Excerpts from an interface dataset
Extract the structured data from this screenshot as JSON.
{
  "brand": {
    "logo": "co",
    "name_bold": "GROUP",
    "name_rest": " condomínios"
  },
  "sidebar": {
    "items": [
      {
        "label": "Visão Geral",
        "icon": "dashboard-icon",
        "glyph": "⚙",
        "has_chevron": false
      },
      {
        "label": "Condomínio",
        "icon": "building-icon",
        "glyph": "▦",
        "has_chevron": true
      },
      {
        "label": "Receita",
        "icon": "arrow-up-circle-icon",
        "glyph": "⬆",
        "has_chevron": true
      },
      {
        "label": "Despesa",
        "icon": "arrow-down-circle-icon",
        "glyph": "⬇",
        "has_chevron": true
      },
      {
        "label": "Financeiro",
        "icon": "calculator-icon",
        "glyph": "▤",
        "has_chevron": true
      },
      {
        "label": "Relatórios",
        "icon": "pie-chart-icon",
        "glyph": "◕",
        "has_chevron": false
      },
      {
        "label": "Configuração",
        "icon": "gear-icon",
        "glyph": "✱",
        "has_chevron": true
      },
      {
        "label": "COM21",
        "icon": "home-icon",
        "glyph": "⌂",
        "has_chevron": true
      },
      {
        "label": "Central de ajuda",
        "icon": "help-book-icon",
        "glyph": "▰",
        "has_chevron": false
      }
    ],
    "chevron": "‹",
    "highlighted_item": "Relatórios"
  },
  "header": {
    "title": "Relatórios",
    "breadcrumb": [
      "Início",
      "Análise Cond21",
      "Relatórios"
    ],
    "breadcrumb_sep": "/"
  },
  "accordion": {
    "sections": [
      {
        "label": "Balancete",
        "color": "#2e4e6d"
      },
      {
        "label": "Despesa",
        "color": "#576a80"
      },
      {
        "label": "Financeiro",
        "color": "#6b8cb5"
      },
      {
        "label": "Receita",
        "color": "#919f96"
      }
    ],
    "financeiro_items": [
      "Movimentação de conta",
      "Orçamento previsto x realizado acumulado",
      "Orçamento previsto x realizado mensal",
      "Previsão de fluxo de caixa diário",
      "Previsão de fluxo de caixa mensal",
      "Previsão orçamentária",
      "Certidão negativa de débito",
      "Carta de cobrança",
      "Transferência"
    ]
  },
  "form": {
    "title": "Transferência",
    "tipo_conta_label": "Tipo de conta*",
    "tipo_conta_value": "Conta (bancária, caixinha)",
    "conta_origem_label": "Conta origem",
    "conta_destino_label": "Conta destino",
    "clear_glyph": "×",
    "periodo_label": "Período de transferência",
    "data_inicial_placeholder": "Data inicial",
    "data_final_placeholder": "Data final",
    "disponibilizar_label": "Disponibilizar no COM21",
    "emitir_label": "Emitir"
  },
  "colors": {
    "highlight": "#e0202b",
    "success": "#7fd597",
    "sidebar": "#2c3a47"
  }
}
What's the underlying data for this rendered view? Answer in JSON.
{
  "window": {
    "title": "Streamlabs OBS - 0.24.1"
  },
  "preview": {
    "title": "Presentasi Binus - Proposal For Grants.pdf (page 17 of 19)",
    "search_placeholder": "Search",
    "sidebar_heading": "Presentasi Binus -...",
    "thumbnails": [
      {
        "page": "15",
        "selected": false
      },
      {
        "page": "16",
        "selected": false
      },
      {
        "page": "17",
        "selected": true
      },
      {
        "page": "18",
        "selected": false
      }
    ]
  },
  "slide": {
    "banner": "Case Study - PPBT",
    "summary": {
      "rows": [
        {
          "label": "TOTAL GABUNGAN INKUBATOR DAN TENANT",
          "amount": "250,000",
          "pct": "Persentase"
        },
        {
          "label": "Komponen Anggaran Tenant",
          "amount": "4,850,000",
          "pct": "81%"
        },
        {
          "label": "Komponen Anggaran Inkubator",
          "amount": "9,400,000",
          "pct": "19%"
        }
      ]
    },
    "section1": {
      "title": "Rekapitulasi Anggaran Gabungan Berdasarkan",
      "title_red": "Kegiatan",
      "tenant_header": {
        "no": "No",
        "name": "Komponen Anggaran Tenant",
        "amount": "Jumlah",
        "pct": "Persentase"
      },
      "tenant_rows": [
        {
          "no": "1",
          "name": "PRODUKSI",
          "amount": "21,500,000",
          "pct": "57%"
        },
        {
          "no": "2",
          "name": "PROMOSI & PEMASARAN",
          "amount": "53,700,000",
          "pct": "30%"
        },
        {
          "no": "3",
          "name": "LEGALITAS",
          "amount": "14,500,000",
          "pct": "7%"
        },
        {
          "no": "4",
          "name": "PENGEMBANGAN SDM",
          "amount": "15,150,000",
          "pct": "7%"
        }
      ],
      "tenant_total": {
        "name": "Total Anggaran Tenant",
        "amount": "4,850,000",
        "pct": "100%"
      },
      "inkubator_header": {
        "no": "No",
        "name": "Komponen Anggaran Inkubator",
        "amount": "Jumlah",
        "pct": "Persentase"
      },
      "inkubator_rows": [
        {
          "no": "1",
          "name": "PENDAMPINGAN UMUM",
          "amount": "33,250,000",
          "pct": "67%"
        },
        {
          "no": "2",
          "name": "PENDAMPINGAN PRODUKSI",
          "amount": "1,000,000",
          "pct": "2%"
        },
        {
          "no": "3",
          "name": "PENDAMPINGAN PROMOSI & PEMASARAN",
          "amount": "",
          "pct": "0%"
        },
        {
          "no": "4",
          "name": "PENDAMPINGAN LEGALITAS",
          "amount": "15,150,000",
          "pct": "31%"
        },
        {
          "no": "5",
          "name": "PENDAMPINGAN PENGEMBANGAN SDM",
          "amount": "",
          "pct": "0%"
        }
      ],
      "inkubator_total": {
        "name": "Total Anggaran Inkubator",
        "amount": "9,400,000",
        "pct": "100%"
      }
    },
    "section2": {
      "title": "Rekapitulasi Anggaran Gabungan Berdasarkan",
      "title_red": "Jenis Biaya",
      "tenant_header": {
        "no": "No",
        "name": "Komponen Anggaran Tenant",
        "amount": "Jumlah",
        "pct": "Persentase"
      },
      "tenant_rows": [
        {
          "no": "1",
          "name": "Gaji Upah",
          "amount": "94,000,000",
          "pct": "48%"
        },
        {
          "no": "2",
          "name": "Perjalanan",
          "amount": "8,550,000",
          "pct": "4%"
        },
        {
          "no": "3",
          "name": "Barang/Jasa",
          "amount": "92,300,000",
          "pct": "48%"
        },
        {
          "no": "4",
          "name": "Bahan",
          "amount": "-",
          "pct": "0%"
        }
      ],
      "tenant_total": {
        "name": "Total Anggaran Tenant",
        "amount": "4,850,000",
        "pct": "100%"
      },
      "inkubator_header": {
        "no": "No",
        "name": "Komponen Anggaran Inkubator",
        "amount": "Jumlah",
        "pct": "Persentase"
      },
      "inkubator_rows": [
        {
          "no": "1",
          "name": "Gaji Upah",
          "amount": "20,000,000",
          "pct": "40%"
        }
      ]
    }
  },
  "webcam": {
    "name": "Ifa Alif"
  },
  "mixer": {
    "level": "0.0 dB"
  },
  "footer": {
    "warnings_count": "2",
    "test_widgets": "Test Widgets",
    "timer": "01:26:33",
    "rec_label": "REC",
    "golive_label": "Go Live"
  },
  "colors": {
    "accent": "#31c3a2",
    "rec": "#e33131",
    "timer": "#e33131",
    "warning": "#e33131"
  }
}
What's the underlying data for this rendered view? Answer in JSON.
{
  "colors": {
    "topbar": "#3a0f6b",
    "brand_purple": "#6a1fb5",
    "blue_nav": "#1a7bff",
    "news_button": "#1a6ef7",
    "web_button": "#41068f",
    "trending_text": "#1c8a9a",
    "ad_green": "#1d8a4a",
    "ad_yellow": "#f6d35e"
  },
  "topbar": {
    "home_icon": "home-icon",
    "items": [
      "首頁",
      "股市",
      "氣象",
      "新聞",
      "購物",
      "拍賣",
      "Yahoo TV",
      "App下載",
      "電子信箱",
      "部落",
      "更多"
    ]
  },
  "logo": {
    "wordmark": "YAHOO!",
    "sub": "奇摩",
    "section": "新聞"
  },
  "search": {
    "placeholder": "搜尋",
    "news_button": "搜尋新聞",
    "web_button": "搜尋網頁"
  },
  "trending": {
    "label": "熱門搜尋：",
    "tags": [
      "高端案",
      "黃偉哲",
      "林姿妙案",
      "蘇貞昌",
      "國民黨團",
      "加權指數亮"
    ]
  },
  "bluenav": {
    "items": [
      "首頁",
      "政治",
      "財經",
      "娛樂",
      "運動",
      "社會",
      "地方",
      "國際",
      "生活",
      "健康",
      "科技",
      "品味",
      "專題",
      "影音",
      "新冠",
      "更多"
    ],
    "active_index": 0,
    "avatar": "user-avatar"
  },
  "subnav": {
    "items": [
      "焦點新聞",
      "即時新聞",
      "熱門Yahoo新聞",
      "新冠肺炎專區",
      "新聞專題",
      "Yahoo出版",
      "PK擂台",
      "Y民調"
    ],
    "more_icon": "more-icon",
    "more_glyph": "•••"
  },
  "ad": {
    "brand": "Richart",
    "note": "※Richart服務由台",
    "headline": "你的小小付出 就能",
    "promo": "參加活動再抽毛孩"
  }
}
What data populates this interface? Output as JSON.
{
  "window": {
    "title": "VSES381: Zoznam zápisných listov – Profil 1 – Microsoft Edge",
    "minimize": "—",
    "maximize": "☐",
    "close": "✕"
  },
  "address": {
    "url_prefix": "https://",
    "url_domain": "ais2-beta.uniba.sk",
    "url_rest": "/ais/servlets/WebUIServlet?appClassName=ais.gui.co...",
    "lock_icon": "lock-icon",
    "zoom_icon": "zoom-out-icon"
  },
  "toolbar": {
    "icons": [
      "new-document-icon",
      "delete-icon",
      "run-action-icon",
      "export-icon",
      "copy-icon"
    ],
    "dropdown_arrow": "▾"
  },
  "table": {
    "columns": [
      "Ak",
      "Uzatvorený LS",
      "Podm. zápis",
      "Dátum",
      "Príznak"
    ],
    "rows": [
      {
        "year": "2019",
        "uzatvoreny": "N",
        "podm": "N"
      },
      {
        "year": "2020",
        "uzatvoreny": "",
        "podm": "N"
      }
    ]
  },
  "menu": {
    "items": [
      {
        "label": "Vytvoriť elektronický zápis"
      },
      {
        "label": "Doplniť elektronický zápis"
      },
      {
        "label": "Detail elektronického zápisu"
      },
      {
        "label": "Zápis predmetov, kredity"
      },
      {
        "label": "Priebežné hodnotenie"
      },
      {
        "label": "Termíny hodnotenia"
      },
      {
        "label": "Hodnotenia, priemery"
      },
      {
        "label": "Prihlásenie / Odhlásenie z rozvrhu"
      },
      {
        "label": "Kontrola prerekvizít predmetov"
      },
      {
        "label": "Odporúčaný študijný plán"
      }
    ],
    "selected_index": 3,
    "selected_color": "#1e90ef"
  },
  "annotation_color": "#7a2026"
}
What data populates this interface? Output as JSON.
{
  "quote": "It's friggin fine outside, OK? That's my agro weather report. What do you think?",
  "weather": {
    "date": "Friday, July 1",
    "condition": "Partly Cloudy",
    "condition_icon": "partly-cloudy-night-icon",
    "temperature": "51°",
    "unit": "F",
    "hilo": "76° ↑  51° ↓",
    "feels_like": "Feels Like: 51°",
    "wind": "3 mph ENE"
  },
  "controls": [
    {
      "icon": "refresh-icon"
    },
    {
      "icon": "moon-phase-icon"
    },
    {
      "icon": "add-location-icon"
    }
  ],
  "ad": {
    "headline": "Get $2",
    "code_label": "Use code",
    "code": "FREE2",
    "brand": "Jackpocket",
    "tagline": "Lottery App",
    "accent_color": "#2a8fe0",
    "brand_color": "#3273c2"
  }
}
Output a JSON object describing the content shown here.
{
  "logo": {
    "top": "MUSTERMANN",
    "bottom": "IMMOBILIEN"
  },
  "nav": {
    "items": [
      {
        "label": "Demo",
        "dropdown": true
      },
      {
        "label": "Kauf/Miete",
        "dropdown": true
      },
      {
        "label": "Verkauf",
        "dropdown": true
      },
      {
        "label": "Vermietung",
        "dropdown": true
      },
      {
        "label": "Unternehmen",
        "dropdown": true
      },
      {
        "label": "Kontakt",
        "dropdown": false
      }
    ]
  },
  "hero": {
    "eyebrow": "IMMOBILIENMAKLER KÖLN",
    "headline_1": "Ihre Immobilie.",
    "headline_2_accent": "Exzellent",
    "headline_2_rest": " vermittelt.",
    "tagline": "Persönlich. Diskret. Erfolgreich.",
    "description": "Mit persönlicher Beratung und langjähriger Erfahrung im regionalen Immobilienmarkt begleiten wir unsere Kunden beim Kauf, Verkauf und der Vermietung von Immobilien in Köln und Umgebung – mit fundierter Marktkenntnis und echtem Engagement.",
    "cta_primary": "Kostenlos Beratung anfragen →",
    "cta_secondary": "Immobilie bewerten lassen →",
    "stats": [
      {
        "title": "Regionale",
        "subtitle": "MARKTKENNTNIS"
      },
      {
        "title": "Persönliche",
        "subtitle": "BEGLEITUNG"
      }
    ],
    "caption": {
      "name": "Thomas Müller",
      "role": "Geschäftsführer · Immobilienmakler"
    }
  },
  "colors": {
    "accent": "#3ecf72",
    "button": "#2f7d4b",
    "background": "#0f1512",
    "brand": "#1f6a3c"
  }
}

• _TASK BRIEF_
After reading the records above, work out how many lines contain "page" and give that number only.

• _SOLUTION TO THIS PROBLEM_
5